Kevin Parker, CEO of HireVue, the world’s largest provider of video interviewing solutions, says that networking is “a highly productive way to discover employment opportunities that wouldn’t otherwise be advertised widely."

He advises “asking around amongst friends, family, or through Alumni groups or careers advisers” about any opportunities they might know of. 

Failing that, he says that “joining a career networking site can help you keep abreast of what’s going on in the companies and industries that you are interested in working in, whilst providing you with valuable connections to other professionals."

LinkedIn is one of the most popular online networking sites. 

How should I approach my CV?

A spokesperson for Totaljobs said that while there is “no set rule on how to get a job”, honing your CV and written application will “put yourself in a good stead for securing a new role.

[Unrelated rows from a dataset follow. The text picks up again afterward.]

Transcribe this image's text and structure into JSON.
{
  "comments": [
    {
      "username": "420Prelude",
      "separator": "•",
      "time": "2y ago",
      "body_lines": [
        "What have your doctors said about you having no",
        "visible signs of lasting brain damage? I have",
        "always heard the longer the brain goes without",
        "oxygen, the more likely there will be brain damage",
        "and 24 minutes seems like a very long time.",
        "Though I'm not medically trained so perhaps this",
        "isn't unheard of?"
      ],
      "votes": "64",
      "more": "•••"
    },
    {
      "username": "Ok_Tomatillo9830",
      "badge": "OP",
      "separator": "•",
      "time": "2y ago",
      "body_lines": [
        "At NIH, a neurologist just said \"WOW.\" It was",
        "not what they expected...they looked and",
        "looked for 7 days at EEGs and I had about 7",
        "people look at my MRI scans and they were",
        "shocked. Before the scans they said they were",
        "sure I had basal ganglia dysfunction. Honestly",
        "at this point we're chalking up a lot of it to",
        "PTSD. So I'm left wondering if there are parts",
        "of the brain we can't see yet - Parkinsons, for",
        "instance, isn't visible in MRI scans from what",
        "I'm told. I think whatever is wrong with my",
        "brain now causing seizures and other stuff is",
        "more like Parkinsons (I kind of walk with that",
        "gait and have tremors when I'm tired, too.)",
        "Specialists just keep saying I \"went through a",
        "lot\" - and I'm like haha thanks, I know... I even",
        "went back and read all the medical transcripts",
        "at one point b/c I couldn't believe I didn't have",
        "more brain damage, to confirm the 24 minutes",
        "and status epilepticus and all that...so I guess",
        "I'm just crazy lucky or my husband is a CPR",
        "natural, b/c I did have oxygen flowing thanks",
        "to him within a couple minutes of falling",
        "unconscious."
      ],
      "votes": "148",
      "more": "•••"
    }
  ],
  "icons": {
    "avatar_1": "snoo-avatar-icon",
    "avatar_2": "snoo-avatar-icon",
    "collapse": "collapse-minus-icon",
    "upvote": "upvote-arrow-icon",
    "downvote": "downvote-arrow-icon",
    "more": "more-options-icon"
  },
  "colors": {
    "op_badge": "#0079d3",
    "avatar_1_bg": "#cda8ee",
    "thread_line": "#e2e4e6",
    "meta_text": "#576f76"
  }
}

“We’d recommend writing a CV which best sums up your experience, and then tailoring it and your cover letter to each opportunity you apply for. Consider what the employer has stated in the job description, looking at the skills and experience they need – and showing them directly how you fit the bill," the spokesperson advised.

"The first step of job-hunting is ensuring your CV is at a high standard. For this there are plenty of sample CV templates and guides to assist jobseekers, there are so many tips and tricks out there available. If you can, ask a friend or family member to read through your CV to ensure it’s at a high standard."

How can I prepare for a video interview?

As for any kind of interview, Kevin Parker recommends “upfront research about the job and company."

“Spend some time thinking about how your skills align with the job requirements, and if it's helpful, take notes to use during the interview," he adds.

He also advises taking some time to prepare how you will answer potential questions ahead of time.

“Create a handful of brief stories about challenges you’ve faced, approaches tested, and results achieved, whether in school or on the job in previous roles. Be prepared to speak about past experiences, including both solo and team projects," he says.

"Practice answering potential interview questions with an easy-to-remember format that works best for you.

"Perhaps the most well-known is the STAR framework that can help you organize your thoughts and response. Be prepared to respond to questions about previous work or school challenges by including thoughts on the Situation, Task, Activity, and Result (STAR) of your work on a challenge.  The STAR framework is especially good for open-ended questions."

And as for those technical blips? Parker says don’t worry.

“Don’t panic if you have a technical hiccup. While you should be able to iron these out by testing your equipment, occasionally you’ll still run into a technical issue, like background noise or another distraction. Instead of beating yourself up, try not to let it affect the interview. Just apologise for the interruption and continue with the question asked," he advises.

Dealing with rejection

Getting rejected from a role you’ve applied for is one of the hardest and sometimes demotivating parts of the job hunt. 

However, Parker stresses that it’s important not to take rejection personally.

“For many companies, it’s common to have hundreds or even thousands of individuals apply to a job opening. It’s important to try not to take any rejection personally, and it shouldn’t discourage you from applying to another role with the same company if you are a good fit," he says.

Instead of letting rejection demotivate you, Parker suggests using it as an opportunity to improve for your next application.

“It’s always worth asking whether the company can offer specific feedback, which candidates can use to improve ahead of their next interview," he says.

"Practice makes perfect. Use the interview as a learning experience. Every single virtual interview undertaken offers the chance to become more comfortable with the process and the types of questions that might be asked for a given role. You will likely find that you gain a new level of confidence and comfort with virtual interviewing that will help you with future opportunities."